Provided records section start
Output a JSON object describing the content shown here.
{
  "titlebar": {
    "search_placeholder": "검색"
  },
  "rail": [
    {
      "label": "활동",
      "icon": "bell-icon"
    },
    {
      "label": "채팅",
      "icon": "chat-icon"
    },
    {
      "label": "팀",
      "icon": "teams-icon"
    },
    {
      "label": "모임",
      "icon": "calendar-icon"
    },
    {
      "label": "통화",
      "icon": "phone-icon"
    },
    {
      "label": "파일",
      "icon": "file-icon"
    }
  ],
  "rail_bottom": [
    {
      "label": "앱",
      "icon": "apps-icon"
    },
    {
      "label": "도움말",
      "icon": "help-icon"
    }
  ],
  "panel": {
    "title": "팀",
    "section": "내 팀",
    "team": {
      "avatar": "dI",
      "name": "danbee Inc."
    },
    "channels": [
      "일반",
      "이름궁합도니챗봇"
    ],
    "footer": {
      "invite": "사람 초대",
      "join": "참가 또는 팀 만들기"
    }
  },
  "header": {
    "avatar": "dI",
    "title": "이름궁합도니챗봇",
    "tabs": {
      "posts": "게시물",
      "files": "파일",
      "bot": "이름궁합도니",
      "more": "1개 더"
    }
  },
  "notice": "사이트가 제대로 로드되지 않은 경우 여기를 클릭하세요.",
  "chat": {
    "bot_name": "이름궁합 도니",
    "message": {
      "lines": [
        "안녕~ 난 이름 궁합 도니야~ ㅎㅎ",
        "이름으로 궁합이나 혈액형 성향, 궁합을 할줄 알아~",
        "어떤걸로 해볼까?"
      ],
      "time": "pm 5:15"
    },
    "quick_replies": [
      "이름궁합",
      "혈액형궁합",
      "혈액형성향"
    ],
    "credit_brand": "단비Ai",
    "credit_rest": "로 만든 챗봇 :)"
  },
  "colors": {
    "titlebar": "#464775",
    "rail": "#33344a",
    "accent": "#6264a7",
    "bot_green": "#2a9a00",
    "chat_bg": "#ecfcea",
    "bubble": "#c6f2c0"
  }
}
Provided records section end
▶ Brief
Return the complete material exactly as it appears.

▶ Your solution
Output a JSON object describing the content shown here.
{
  "titlebar": {
    "search_placeholder": "검색"
  },
  "rail": [
    {
      "label": "활동",
      "icon": "bell-icon"
    },
    {
      "label": "채팅",
      "icon": "chat-icon"
    },
    {
      "label": "팀",
      "icon": "teams-icon"
    },
    {
      "label": "모임",
      "icon": "calendar-icon"
    },
    {
      "label": "통화",
      "icon": "phone-icon"
    },
    {
      "label": "파일",
      "icon": "file-icon"
    }
  ],
  "rail_bottom": [
    {
      "label": "앱",
      "icon": "apps-icon"
    },
    {
      "label": "도움말",
      "icon": "help-icon"
    }
  ],
  "panel": {
    "title": "팀",
    "section": "내 팀",
    "team": {
      "avatar": "dI",
      "name": "danbee Inc."
    },
    "channels": [
      "일반",
      "이름궁합도니챗봇"
    ],
    "footer": {
      "invite": "사람 초대",
      "join": "참가 또는 팀 만들기"
    }
  },
  "header": {
    "avatar": "dI",
    "title": "이름궁합도니챗봇",
    "tabs": {
      "posts": "게시물",
      "files": "파일",
      "bot": "이름궁합도니",
      "more": "1개 더"
    }
  },
  "notice": "사이트가 제대로 로드되지 않은 경우 여기를 클릭하세요.",
  "chat": {
    "bot_name": "이름궁합 도니",
    "message": {
      "lines": [
        "안녕~ 난 이름 궁합 도니야~ ㅎㅎ",
        "이름으로 궁합이나 혈액형 성향, 궁합을 할줄 알아~",
        "어떤걸로 해볼까?"
      ],
      "time": "pm 5:15"
    },
    "quick_replies": [
      "이름궁합",
      "혈액형궁합",
      "혈액형성향"
    ],
    "credit_brand": "단비Ai",
    "credit_rest": "로 만든 챗봇 :)"
  },
  "colors": {
    "titlebar": "#464775",
    "rail": "#33344a",
    "accent": "#6264a7",
    "bot_green": "#2a9a00",
    "chat_bg": "#ecfcea",
    "bubble": "#c6f2c0"
  }
}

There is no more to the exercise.